INFORMATION SUPPLIED

● ● ● ● ● ● ●

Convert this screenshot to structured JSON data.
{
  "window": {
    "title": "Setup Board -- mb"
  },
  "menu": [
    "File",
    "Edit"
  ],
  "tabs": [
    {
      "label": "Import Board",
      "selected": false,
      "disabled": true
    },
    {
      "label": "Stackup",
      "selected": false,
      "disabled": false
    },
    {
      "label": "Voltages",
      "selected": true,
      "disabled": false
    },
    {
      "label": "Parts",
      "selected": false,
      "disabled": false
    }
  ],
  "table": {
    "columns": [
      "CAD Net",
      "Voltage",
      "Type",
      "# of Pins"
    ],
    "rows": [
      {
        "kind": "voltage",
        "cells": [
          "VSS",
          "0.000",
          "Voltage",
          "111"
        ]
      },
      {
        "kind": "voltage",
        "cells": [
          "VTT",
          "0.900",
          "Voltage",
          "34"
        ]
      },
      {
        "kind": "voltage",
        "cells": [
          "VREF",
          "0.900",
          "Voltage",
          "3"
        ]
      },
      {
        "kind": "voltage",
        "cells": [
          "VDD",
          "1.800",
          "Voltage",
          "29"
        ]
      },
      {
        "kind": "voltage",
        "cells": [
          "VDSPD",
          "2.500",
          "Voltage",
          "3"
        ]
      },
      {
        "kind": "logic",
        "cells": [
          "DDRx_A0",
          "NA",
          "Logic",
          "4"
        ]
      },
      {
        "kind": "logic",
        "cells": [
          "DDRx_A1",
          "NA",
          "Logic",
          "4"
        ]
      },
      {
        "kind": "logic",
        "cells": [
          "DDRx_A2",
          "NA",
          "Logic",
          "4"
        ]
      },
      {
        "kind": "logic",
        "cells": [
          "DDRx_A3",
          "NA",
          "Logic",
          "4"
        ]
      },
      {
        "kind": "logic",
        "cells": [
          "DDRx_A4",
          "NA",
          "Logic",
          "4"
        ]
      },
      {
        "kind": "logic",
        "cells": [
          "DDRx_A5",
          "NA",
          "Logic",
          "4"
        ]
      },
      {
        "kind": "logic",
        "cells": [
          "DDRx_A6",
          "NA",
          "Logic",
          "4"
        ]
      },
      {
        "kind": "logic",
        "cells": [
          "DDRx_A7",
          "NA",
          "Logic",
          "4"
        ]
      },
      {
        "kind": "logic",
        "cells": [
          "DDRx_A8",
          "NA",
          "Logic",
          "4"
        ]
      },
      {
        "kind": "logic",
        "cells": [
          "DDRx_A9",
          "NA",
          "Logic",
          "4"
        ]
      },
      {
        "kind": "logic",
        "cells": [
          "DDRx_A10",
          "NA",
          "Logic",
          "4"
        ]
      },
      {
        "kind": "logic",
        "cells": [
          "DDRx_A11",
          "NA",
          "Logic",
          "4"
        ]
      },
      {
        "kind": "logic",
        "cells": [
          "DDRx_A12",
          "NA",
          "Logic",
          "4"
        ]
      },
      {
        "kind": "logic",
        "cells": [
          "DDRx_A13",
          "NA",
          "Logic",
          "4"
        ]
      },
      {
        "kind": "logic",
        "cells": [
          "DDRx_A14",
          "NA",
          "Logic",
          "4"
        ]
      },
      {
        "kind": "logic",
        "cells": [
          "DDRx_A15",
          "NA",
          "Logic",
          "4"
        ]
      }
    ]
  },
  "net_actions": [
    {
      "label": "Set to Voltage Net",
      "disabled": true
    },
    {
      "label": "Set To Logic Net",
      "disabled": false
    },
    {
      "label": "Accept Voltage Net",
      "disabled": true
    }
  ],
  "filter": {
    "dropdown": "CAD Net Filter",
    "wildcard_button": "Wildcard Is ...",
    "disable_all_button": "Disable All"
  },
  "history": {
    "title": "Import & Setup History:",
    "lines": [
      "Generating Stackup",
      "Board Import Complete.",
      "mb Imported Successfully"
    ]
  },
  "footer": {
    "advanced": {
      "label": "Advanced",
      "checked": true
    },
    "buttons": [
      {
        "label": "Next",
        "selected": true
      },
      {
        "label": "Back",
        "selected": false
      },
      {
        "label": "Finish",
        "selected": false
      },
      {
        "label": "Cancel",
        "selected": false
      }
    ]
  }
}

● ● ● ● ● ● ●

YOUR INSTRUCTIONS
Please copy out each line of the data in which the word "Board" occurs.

SOLUTION TO THIS TASK
    "title": "Setup Board -- mb"
      "label": "Import Board",
      "Board Import Complete.",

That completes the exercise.